WHAT YOU ARE ASKED TO DO
Skip the images and restate every line of the records exactly.

WORKING DATA

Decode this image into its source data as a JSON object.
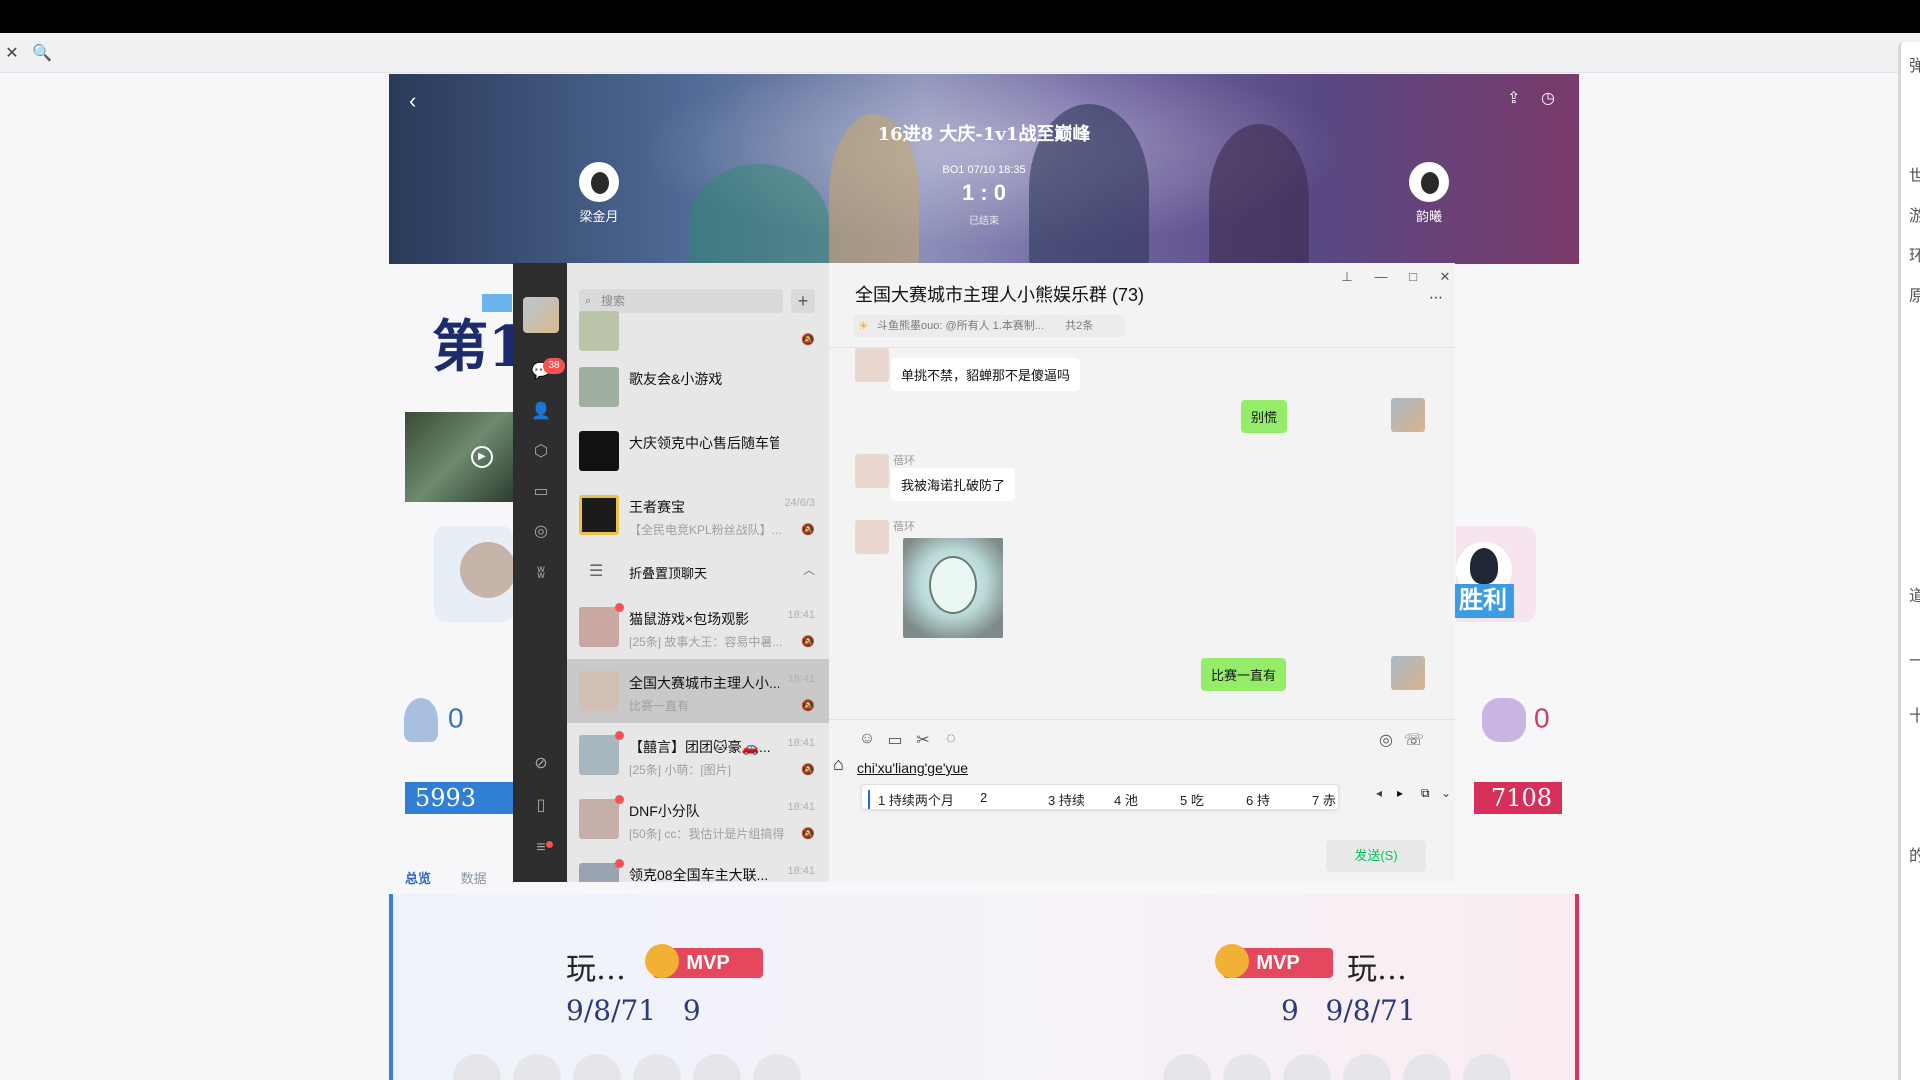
{
  "toolbar": {
    "close_glyph": "✕",
    "search_glyph": "🔍"
  },
  "right_panel": {
    "chars": [
      "弹",
      "世",
      "游",
      "环",
      "原",
      "道",
      "一",
      "十",
      "的"
    ]
  },
  "banner": {
    "title": "16进8 大庆-1v1战至巅峰",
    "meta": "BO1 07/10 18:35",
    "score": "1 : 0",
    "status": "已结束",
    "player_left": "梁金月",
    "player_right": "韵曦",
    "back_glyph": "‹",
    "share_glyph": "⇪",
    "refresh_glyph": "◷"
  },
  "background_page": {
    "title_fragment": "第1",
    "victory": "胜利",
    "stat_left": "0",
    "stat_right": "0",
    "score_left": "5993",
    "score_right": "7108",
    "tabs": [
      "总览",
      "数据"
    ],
    "mvp_label": "MVP",
    "left_player": {
      "name": "玩…",
      "kda": "9/8/71",
      "level": "9"
    },
    "right_player": {
      "name": "玩…",
      "kda": "9/8/71",
      "level": "9"
    }
  },
  "wechat": {
    "unread_badge": "38",
    "search_placeholder": "搜索",
    "add_glyph": "+",
    "chats": [
      {
        "name": "",
        "time": "",
        "preview": ""
      },
      {
        "name": "歌友会&小游戏",
        "time": "",
        "preview": ""
      },
      {
        "name": "大庆领克中心售后随车管家",
        "time": "",
        "preview": ""
      },
      {
        "name": "王者赛宝",
        "time": "24/6/3",
        "preview": "【全民电竞KPL粉丝战队】..."
      },
      {
        "name": "折叠置顶聊天",
        "time": "",
        "preview": ""
      },
      {
        "name": "猫鼠游戏×包场观影",
        "time": "18:41",
        "preview": "[25条] 故事大王：容易中暑..."
      },
      {
        "name": "全国大赛城市主理人小...",
        "time": "18:41",
        "preview": "比赛一直有"
      },
      {
        "name": "【囍言】团团🐱豪🚗...",
        "time": "18:41",
        "preview": "[25条] 小萌：[图片]"
      },
      {
        "name": "DNF小分队",
        "time": "18:41",
        "preview": "[50条] cc：我估计是片组搞得"
      },
      {
        "name": "领克08全国车主大联...",
        "time": "18:41",
        "preview": ""
      }
    ],
    "conversation": {
      "title": "全国大赛城市主理人小熊娱乐群 (73)",
      "notice": "斗鱼熊墨ouo: @所有人 1.本赛制...",
      "notice_count": "共2条",
      "messages": [
        {
          "sender": "",
          "text": "单挑不禁，貂蝉那不是傻逼吗",
          "mine": false
        },
        {
          "sender": "",
          "text": "别慌",
          "mine": true
        },
        {
          "sender": "蓓环",
          "text": "我被海诺扎破防了",
          "mine": false
        },
        {
          "sender": "蓓环",
          "text": "",
          "mine": false,
          "sticker": true
        },
        {
          "sender": "",
          "text": "比赛一直有",
          "mine": true
        }
      ],
      "input_text": "chi'xu'liang'ge'yue",
      "ime_candidates": [
        "1 持续两个月",
        "2",
        "3 持续",
        "4 池",
        "5 吃",
        "6 持",
        "7 赤"
      ],
      "send_label": "发送(S)"
    }
  },
  "colors": {
    "wechat_green": "#95ec69",
    "blue_team": "#2f7fd6",
    "red_team": "#d62f5a"
  },
  "icons": [
    "close-icon",
    "search-icon",
    "back-icon",
    "share-icon",
    "refresh-icon",
    "chat-icon",
    "contacts-icon",
    "box-icon",
    "folder-icon",
    "moments-icon",
    "miniapp-icon",
    "link-icon",
    "phone-icon",
    "menu-icon",
    "emoji-icon",
    "file-icon",
    "screenshot-icon",
    "chat-history-icon",
    "voice-icon",
    "call-icon",
    "pin-icon",
    "minimize-icon",
    "maximize-icon",
    "close-window-icon"
  ]
}
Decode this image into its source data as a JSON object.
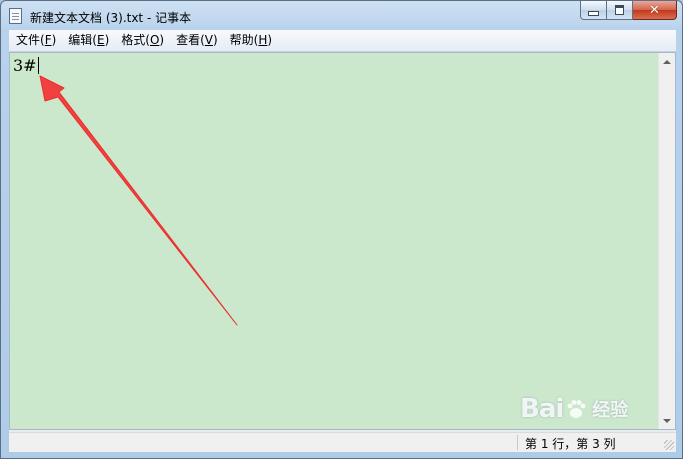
{
  "window": {
    "title": "新建文本文档 (3).txt - 记事本",
    "controls": {
      "minimize": "minimize",
      "maximize": "maximize",
      "close": "✕"
    }
  },
  "menu": {
    "items": [
      {
        "label": "文件(",
        "key": "F",
        "close": ")"
      },
      {
        "label": "编辑(",
        "key": "E",
        "close": ")"
      },
      {
        "label": "格式(",
        "key": "O",
        "close": ")"
      },
      {
        "label": "查看(",
        "key": "V",
        "close": ")"
      },
      {
        "label": "帮助(",
        "key": "H",
        "close": ")"
      }
    ]
  },
  "editor": {
    "content": "3#",
    "background": "#cce8cc"
  },
  "status": {
    "position": "第 1 行，第 3 列"
  },
  "annotation": {
    "color": "#f04040",
    "icon": "red-arrow"
  },
  "watermark": {
    "brand": "Bai",
    "suffix": "经验",
    "icon": "baidu-paw-icon"
  }
}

RESULT OF THIS TASK
Decode this image into its source data as a JSON object.
{
  "toolbar": {
    "close_glyph": "✕",
    "search_glyph": "🔍"
  },
  "right_panel": {
    "chars": [
      "弹",
      "世",
      "游",
      "环",
      "原",
      "道",
      "一",
      "十",
      "的"
    ]
  },
  "banner": {
    "title": "16进8 大庆-1v1战至巅峰",
    "meta": "BO1 07/10 18:35",
    "score": "1 : 0",
    "status": "已结束",
    "player_left": "梁金月",
    "player_right": "韵曦",
    "back_glyph": "‹",
    "share_glyph": "⇪",
    "refresh_glyph": "◷"
  },
  "background_page": {
    "title_fragment": "第1",
    "victory": "胜利",
    "stat_left": "0",
    "stat_right": "0",
    "score_left": "5993",
    "score_right": "7108",
    "tabs": [
      "总览",
      "数据"
    ],
    "mvp_label": "MVP",
    "left_player": {
      "name": "玩…",
      "kda": "9/8/71",
      "level": "9"
    },
    "right_player": {
      "name": "玩…",
      "kda": "9/8/71",
      "level": "9"
    }
  },
  "wechat": {
    "unread_badge": "38",
    "search_placeholder": "搜索",
    "add_glyph": "+",
    "chats": [
      {
        "name": "",
        "time": "",
        "preview": ""
      },
      {
        "name": "歌友会&小游戏",
        "time": "",
        "preview": ""
      },
      {
        "name": "大庆领克中心售后随车管家",
        "time": "",
        "preview": ""
      },
      {
        "name": "王者赛宝",
        "time": "24/6/3",
        "preview": "【全民电竞KPL粉丝战队】..."
      },
      {
        "name": "折叠置顶聊天",
        "time": "",
        "preview": ""
      },
      {
        "name": "猫鼠游戏×包场观影",
        "time": "18:41",
        "preview": "[25条] 故事大王：容易中暑..."
      },
      {
        "name": "全国大赛城市主理人小...",
        "time": "18:41",
        "preview": "比赛一直有"
      },
      {
        "name": "【囍言】团团🐱豪🚗...",
        "time": "18:41",
        "preview": "[25条] 小萌：[图片]"
      },
      {
        "name": "DNF小分队",
        "time": "18:41",
        "preview": "[50条] cc：我估计是片组搞得"
      },
      {
        "name": "领克08全国车主大联...",
        "time": "18:41",
        "preview": ""
      }
    ],
    "conversation": {
      "title": "全国大赛城市主理人小熊娱乐群 (73)",
      "notice": "斗鱼熊墨ouo: @所有人 1.本赛制...",
      "notice_count": "共2条",
      "messages": [
        {
          "sender": "",
          "text": "单挑不禁，貂蝉那不是傻逼吗",
          "mine": false
        },
        {
          "sender": "",
          "text": "别慌",
          "mine": true
        },
        {
          "sender": "蓓环",
          "text": "我被海诺扎破防了",
          "mine": false
        },
        {
          "sender": "蓓环",
          "text": "",
          "mine": false,
          "sticker": true
        },
        {
          "sender": "",
          "text": "比赛一直有",
          "mine": true
        }
      ],
      "input_text": "chi'xu'liang'ge'yue",
      "ime_candidates": [
        "1 持续两个月",
        "2",
        "3 持续",
        "4 池",
        "5 吃",
        "6 持",
        "7 赤"
      ],
      "send_label": "发送(S)"
    }
  },
  "colors": {
    "wechat_green": "#95ec69",
    "blue_team": "#2f7fd6",
    "red_team": "#d62f5a"
  },
  "icons": [
    "close-icon",
    "search-icon",
    "back-icon",
    "share-icon",
    "refresh-icon",
    "chat-icon",
    "contacts-icon",
    "box-icon",
    "folder-icon",
    "moments-icon",
    "miniapp-icon",
    "link-icon",
    "phone-icon",
    "menu-icon",
    "emoji-icon",
    "file-icon",
    "screenshot-icon",
    "chat-history-icon",
    "voice-icon",
    "call-icon",
    "pin-icon",
    "minimize-icon",
    "maximize-icon",
    "close-window-icon"
  ]
}
Decode this image into its source data as a JSON object.
{
  "window": {
    "title": "新建文本文档 (3).txt - 记事本",
    "controls": {
      "minimize": "minimize",
      "maximize": "maximize",
      "close": "✕"
    }
  },
  "menu": {
    "items": [
      {
        "label": "文件(",
        "key": "F",
        "close": ")"
      },
      {
        "label": "编辑(",
        "key": "E",
        "close": ")"
      },
      {
        "label": "格式(",
        "key": "O",
        "close": ")"
      },
      {
        "label": "查看(",
        "key": "V",
        "close": ")"
      },
      {
        "label": "帮助(",
        "key": "H",
        "close": ")"
      }
    ]
  },
  "editor": {
    "content": "3#",
    "background": "#cce8cc"
  },
  "status": {
    "position": "第 1 行，第 3 列"
  },
  "annotation": {
    "color": "#f04040",
    "icon": "red-arrow"
  },
  "watermark": {
    "brand": "Bai",
    "suffix": "经验",
    "icon": "baidu-paw-icon"
  }
}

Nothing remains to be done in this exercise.